    4. Finally, tag, verify and create your new load balancer.
  3. Execution

Wednesday, April 6, 2016

How to deploy applications with Elastic Beanstalk

Easy to begin, impossible to outgrow.
  1. Knowledge
    1. Elastic Beanstalk is a Amazon Web Service for deploying and hosting software applications.
    2. If this sounds like Heroku, your intuition is correct.
  2. Strategy
    1. Here's a tutorial specific for deploying a Django application.
    2. Setup a python environment with Django.
    3. Create a Django project.
    4. Configure the app for Elastic Beanstalk.
    5. Deploy with the EB CLI.
  3. Execution
    1. Common issues:
      1. Powershell ExecutionPolicy
      2. EB CLI Could not find any platforms
      3. Server 404 response after deploy

Friday, March 11, 2016

How to create a JSON API with Rails

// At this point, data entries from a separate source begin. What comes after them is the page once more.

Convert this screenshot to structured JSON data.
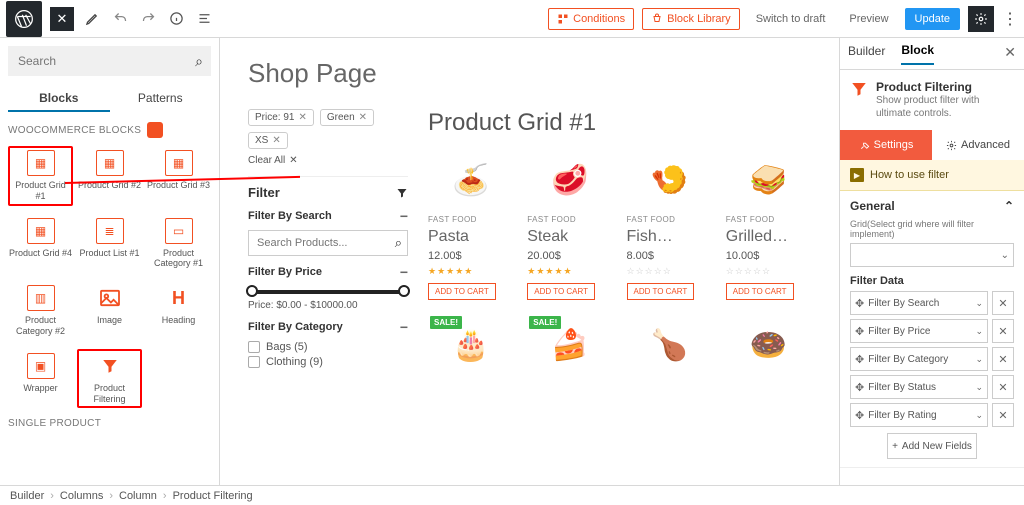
{
  "topbar": {
    "conditions": "Conditions",
    "block_library": "Block Library",
    "switch": "Switch to draft",
    "preview": "Preview",
    "update": "Update"
  },
  "inserter": {
    "search_placeholder": "Search",
    "tab_blocks": "Blocks",
    "tab_patterns": "Patterns",
    "section_woo": "WOOCOMMERCE BLOCKS",
    "section_single": "SINGLE PRODUCT",
    "blocks": {
      "grid1": "Product Grid #1",
      "grid2": "Product Grid #2",
      "grid3": "Product Grid #3",
      "grid4": "Product Grid #4",
      "list1": "Product List #1",
      "cat1": "Product Category #1",
      "cat2": "Product Category #2",
      "image": "Image",
      "heading": "Heading",
      "wrapper": "Wrapper",
      "filtering": "Product Filtering"
    }
  },
  "canvas": {
    "page_title": "Shop Page",
    "chips": {
      "price": "Price: 91",
      "green": "Green",
      "xs": "XS"
    },
    "clear_all": "Clear All",
    "filter_label": "Filter",
    "facets": {
      "search": "Filter By Search",
      "search_placeholder": "Search Products...",
      "price": "Filter By Price",
      "price_text": "Price: $0.00 - $10000.00",
      "category": "Filter By Category",
      "cat_bags": "Bags (5)",
      "cat_clothing": "Clothing (9)"
    },
    "grid_title": "Product Grid #1",
    "cat_label": "FAST FOOD",
    "add_label": "ADD TO CART",
    "sale": "SALE!",
    "products": [
      {
        "name": "Pasta",
        "price": "12.00$",
        "stars": "full"
      },
      {
        "name": "Steak",
        "price": "20.00$",
        "stars": "full"
      },
      {
        "name": "Fish…",
        "price": "8.00$",
        "stars": "empty"
      },
      {
        "name": "Grilled…",
        "price": "10.00$",
        "stars": "empty"
      }
    ]
  },
  "panel": {
    "tab_builder": "Builder",
    "tab_block": "Block",
    "block_title": "Product Filtering",
    "block_desc": "Show product filter with ultimate controls.",
    "settings": "Settings",
    "advanced": "Advanced",
    "howto": "How to use filter",
    "general": "General",
    "grid_hint": "Grid(Select grid where will filter implement)",
    "fd_label": "Filter Data",
    "fd": [
      "Filter By Search",
      "Filter By Price",
      "Filter By Category",
      "Filter By Status",
      "Filter By Rating"
    ],
    "add_field": "Add New Fields"
  },
  "crumb": [
    "Builder",
    "Columns",
    "Column",
    "Product Filtering"
  ]
}
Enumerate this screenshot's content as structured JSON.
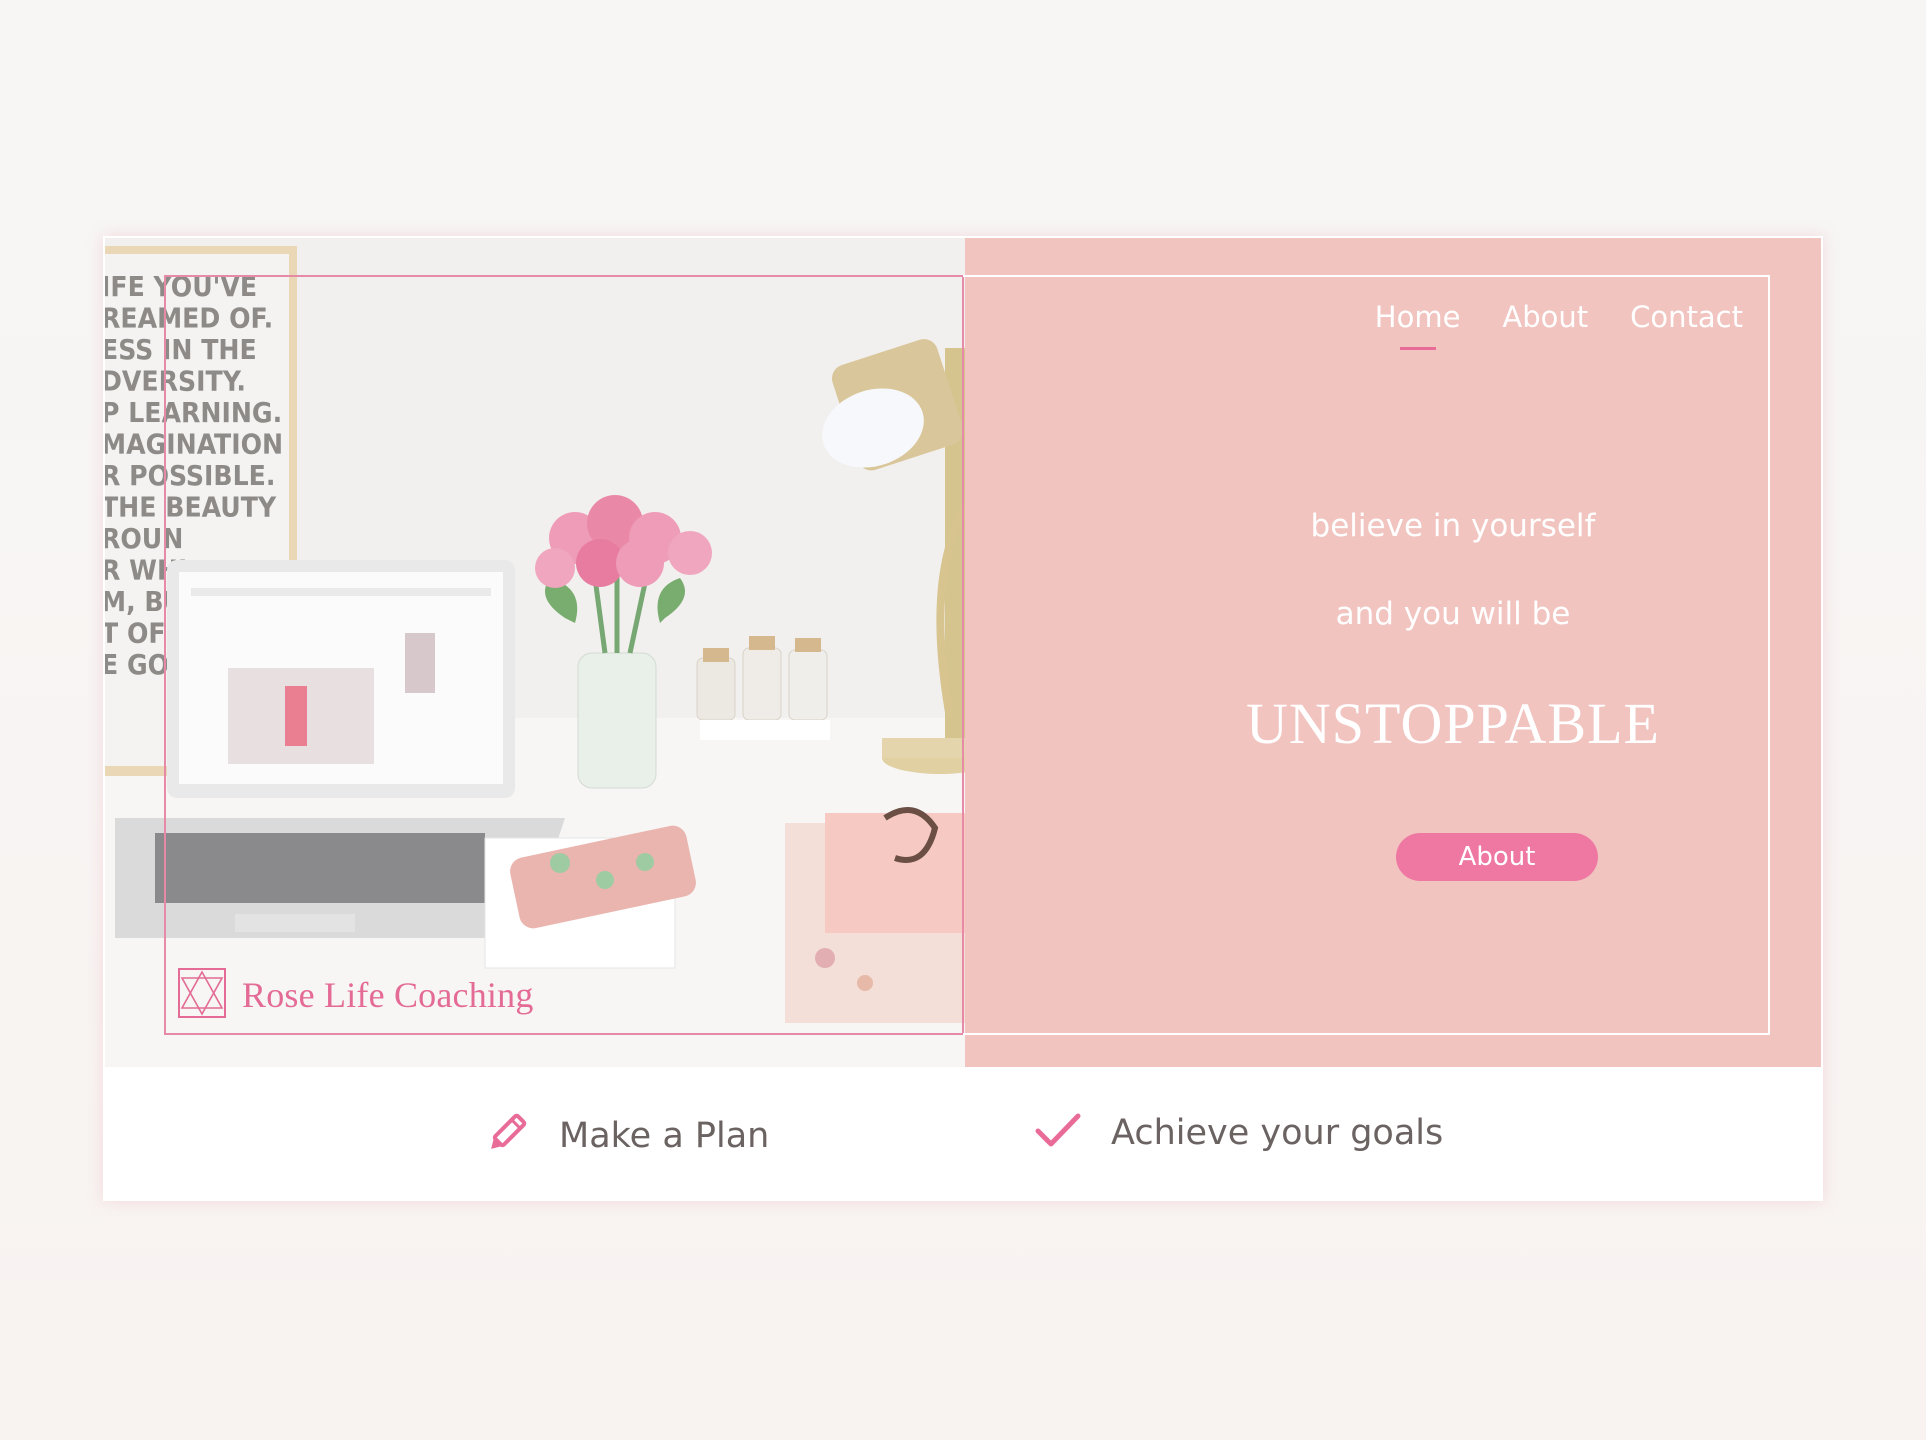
{
  "brand": {
    "name": "Rose Life Coaching",
    "logo_icon": "geometric-star-logo-icon"
  },
  "nav": {
    "items": [
      {
        "label": "Home",
        "active": true
      },
      {
        "label": "About",
        "active": false
      },
      {
        "label": "Contact",
        "active": false
      }
    ]
  },
  "hero": {
    "line1": "believe in yourself",
    "line2": "and you will be",
    "headline": "UNSTOPPABLE",
    "cta_label": "About"
  },
  "poster": {
    "lines": [
      "IFE YOU'VE",
      "REAMED OF.",
      "ESS IN THE",
      "DVERSITY.",
      "P LEARNING.",
      "MAGINATION",
      "R POSSIBLE.",
      "THE BEAUTY",
      "ROUN",
      "R WHI",
      "M, BU",
      "T OF",
      "E GO"
    ]
  },
  "features": [
    {
      "icon": "pencil-icon",
      "label": "Make a Plan"
    },
    {
      "icon": "checkmark-icon",
      "label": "Achieve your goals"
    }
  ],
  "colors": {
    "pink_panel": "#f1c4c0",
    "accent": "#ee78a2",
    "brand_text": "#e36b95",
    "body_text": "#6a6361"
  }
}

  1. Knowledge
    Optimizing for programmer happiness.
    1. Rails is a MVC framework, lending wonderfully for whipping up clean, RESTful interfaces.
    2. Not sure where to get started? Try this.
    3. Gems like jBuilder can greatly simplify the JSON declaration process. 
  2. Strategy
    1. Add a `northof` method to your `app/controllers/houses_controller.rb` file.  This will handle the input parameters and pass the variables to your JSON view.
    2. Create a `app/views/northof.json.jbuilder` file.  This defines the actual JSON response format. 
    3. Add a GET route to the resource member block within your `config/routes.rb` file.
  3. Execution

Wednesday, February 24, 2016

How to design behavior with user stories

  1. Knowledge
    Processes captured in the everyday language of the end user.
    1. User stories are written from a user's perspective, and describe how and why the user is using the software.
    2. User stories should satisfy the INVEST principles.
    3. For a user story to be ready for development, the team should be able to describe the technical tasks (develop, test, deploy) for the bug fixes and new features required to complete that user story.
  2. Strategy
    1. Just about all user stories follow this structure:
      1. As a <type of user>
      2. I want <some goal>
      3. so that <some reason>.
    2. User stories must be prioritized by the product owner so that highest value features are completed and delivered first.
  3. Execution

How to visualize users with personas

  1. Knowledge
    Biographies of fictitious users of the future product.
    1. Personas are a way to visualize all the future users of an application.
    2. With personas and BDD, we can design user stories based around these understood roles.
  2. Strategy
    1. Begin with a table 3 columns wide. 
    2. Title the columns:
      1. Picture & Name
      2. Personal Information
      3. Goals & Responsibilities
    3. Create semi-fictional personas for all possible users; considering chief officer, investor, auditor, regulator and manager in addition to the usual buyer and seller.
    4. Google image searching for the job title is a quick hack for believable pictures.
    5. Enter semi-fictional personal data to complete the personas. 
  3. Execution